» TASK REQUIREMENTS
Once the data has been read, print it back in full, exactly.

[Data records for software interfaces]
== Segment start ==

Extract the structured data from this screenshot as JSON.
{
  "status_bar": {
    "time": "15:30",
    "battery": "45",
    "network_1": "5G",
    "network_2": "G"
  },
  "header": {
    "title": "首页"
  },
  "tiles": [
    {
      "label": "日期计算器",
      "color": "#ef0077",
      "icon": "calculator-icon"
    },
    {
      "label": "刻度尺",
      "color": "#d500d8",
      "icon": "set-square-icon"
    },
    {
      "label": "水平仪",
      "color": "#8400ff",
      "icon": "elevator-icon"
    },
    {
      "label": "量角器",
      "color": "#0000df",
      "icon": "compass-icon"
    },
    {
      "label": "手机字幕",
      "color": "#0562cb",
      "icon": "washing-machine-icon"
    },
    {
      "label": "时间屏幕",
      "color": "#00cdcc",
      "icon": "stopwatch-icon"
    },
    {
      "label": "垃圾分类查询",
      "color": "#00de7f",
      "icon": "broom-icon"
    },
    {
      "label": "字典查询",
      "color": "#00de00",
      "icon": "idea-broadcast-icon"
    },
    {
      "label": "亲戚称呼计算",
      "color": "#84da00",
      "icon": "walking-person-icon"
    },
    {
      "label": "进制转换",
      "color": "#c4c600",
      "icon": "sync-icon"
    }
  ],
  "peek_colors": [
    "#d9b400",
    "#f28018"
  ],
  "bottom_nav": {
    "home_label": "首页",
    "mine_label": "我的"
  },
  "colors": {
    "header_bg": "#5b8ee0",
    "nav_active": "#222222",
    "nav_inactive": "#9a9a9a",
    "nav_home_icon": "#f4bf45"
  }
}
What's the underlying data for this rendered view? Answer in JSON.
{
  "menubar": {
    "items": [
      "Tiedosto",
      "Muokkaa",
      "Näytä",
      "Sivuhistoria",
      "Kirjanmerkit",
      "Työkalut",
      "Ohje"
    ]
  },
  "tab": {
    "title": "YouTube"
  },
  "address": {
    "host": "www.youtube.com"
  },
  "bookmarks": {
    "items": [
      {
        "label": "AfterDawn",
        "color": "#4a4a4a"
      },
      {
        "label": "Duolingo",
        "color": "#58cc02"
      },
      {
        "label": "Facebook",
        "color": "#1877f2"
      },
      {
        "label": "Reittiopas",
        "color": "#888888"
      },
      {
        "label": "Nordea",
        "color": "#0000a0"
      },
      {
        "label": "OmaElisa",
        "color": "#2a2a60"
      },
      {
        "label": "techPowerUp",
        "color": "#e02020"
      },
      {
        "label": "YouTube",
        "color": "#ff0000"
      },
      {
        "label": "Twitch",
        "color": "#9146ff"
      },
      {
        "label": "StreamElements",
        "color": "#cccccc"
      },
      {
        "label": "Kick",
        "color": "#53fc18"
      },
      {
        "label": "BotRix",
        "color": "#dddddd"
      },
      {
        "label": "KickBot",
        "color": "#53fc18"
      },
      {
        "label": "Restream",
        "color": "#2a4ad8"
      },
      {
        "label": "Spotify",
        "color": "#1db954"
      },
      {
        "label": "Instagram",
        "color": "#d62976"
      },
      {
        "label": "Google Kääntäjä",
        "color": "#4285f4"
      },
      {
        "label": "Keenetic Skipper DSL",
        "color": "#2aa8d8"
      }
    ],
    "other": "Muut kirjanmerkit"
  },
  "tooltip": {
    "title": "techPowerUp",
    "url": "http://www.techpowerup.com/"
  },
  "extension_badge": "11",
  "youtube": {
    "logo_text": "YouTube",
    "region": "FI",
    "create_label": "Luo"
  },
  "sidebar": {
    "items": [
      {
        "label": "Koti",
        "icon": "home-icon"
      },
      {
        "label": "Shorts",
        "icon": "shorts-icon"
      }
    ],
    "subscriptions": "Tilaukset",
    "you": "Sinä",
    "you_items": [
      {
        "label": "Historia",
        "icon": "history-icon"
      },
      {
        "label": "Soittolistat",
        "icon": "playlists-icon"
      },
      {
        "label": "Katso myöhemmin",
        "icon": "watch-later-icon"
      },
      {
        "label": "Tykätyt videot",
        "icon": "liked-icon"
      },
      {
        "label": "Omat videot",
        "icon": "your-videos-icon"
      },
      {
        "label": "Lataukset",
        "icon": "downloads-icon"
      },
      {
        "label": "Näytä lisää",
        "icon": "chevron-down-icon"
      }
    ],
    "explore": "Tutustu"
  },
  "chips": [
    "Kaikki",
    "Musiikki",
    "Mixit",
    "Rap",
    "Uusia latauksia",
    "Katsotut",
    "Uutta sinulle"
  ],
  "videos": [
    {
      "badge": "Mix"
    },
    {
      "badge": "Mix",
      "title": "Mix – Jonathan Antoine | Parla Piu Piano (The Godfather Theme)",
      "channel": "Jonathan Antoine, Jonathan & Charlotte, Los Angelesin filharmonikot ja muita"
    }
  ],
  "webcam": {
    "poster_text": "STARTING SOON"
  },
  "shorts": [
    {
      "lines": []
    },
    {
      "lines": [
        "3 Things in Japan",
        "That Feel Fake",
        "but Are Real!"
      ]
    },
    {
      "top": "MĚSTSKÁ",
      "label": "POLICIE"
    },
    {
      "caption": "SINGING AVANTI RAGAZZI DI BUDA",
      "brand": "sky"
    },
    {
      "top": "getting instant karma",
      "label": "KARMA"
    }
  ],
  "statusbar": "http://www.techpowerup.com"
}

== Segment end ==

» OUTPUT
Extract the structured data from this screenshot as JSON.
{
  "status_bar": {
    "time": "15:30",
    "battery": "45",
    "network_1": "5G",
    "network_2": "G"
  },
  "header": {
    "title": "首页"
  },
  "tiles": [
    {
      "label": "日期计算器",
      "color": "#ef0077",
      "icon": "calculator-icon"
    },
    {
      "label": "刻度尺",
      "color": "#d500d8",
      "icon": "set-square-icon"
    },
    {
      "label": "水平仪",
      "color": "#8400ff",
      "icon": "elevator-icon"
    },
    {
      "label": "量角器",
      "color": "#0000df",
      "icon": "compass-icon"
    },
    {
      "label": "手机字幕",
      "color": "#0562cb",
      "icon": "washing-machine-icon"
    },
    {
      "label": "时间屏幕",
      "color": "#00cdcc",
      "icon": "stopwatch-icon"
    },
    {
      "label": "垃圾分类查询",
      "color": "#00de7f",
      "icon": "broom-icon"
    },
    {
      "label": "字典查询",
      "color": "#00de00",
      "icon": "idea-broadcast-icon"
    },
    {
      "label": "亲戚称呼计算",
      "color": "#84da00",
      "icon": "walking-person-icon"
    },
    {
      "label": "进制转换",
      "color": "#c4c600",
      "icon": "sync-icon"
    }
  ],
  "peek_colors": [
    "#d9b400",
    "#f28018"
  ],
  "bottom_nav": {
    "home_label": "首页",
    "mine_label": "我的"
  },
  "colors": {
    "header_bg": "#5b8ee0",
    "nav_active": "#222222",
    "nav_inactive": "#9a9a9a",
    "nav_home_icon": "#f4bf45"
  }
}
What's the underlying data for this rendered view? Answer in JSON.
{
  "menubar": {
    "items": [
      "Tiedosto",
      "Muokkaa",
      "Näytä",
      "Sivuhistoria",
      "Kirjanmerkit",
      "Työkalut",
      "Ohje"
    ]
  },
  "tab": {
    "title": "YouTube"
  },
  "address": {
    "host": "www.youtube.com"
  },
  "bookmarks": {
    "items": [
      {
        "label": "AfterDawn",
        "color": "#4a4a4a"
      },
      {
        "label": "Duolingo",
        "color": "#58cc02"
      },
      {
        "label": "Facebook",
        "color": "#1877f2"
      },
      {
        "label": "Reittiopas",
        "color": "#888888"
      },
      {
        "label": "Nordea",
        "color": "#0000a0"
      },
      {
        "label": "OmaElisa",
        "color": "#2a2a60"
      },
      {
        "label": "techPowerUp",
        "color": "#e02020"
      },
      {
        "label": "YouTube",
        "color": "#ff0000"
      },
      {
        "label": "Twitch",
        "color": "#9146ff"
      },
      {
        "label": "StreamElements",
        "color": "#cccccc"
      },
      {
        "label": "Kick",
        "color": "#53fc18"
      },
      {
        "label": "BotRix",
        "color": "#dddddd"
      },
      {
        "label": "KickBot",
        "color": "#53fc18"
      },
      {
        "label": "Restream",
        "color": "#2a4ad8"
      },
      {
        "label": "Spotify",
        "color": "#1db954"
      },
      {
        "label": "Instagram",
        "color": "#d62976"
      },
      {
        "label": "Google Kääntäjä",
        "color": "#4285f4"
      },
      {
        "label": "Keenetic Skipper DSL",
        "color": "#2aa8d8"
      }
    ],
    "other": "Muut kirjanmerkit"
  },
  "tooltip": {
    "title": "techPowerUp",
    "url": "http://www.techpowerup.com/"
  },
  "extension_badge": "11",
  "youtube": {
    "logo_text": "YouTube",
    "region": "FI",
    "create_label": "Luo"
  },
  "sidebar": {
    "items": [
      {
        "label": "Koti",
        "icon": "home-icon"
      },
      {
        "label": "Shorts",
        "icon": "shorts-icon"
      }
    ],
    "subscriptions": "Tilaukset",
    "you": "Sinä",
    "you_items": [
      {
        "label": "Historia",
        "icon": "history-icon"
      },
      {
        "label": "Soittolistat",
        "icon": "playlists-icon"
      },
      {
        "label": "Katso myöhemmin",
        "icon": "watch-later-icon"
      },
      {
        "label": "Tykätyt videot",
        "icon": "liked-icon"
      },
      {
        "label": "Omat videot",
        "icon": "your-videos-icon"
      },
      {
        "label": "Lataukset",
        "icon": "downloads-icon"
      },
      {
        "label": "Näytä lisää",
        "icon": "chevron-down-icon"
      }
    ],
    "explore": "Tutustu"
  },
  "chips": [
    "Kaikki",
    "Musiikki",
    "Mixit",
    "Rap",
    "Uusia latauksia",
    "Katsotut",
    "Uutta sinulle"
  ],
  "videos": [
    {
      "badge": "Mix"
    },
    {
      "badge": "Mix",
      "title": "Mix – Jonathan Antoine | Parla Piu Piano (The Godfather Theme)",
      "channel": "Jonathan Antoine, Jonathan & Charlotte, Los Angelesin filharmonikot ja muita"
    }
  ],
  "webcam": {
    "poster_text": "STARTING SOON"
  },
  "shorts": [
    {
      "lines": []
    },
    {
      "lines": [
        "3 Things in Japan",
        "That Feel Fake",
        "but Are Real!"
      ]
    },
    {
      "top": "MĚSTSKÁ",
      "label": "POLICIE"
    },
    {
      "caption": "SINGING AVANTI RAGAZZI DI BUDA",
      "brand": "sky"
    },
    {
      "top": "getting instant karma",
      "label": "KARMA"
    }
  ],
  "statusbar": "http://www.techpowerup.com"
}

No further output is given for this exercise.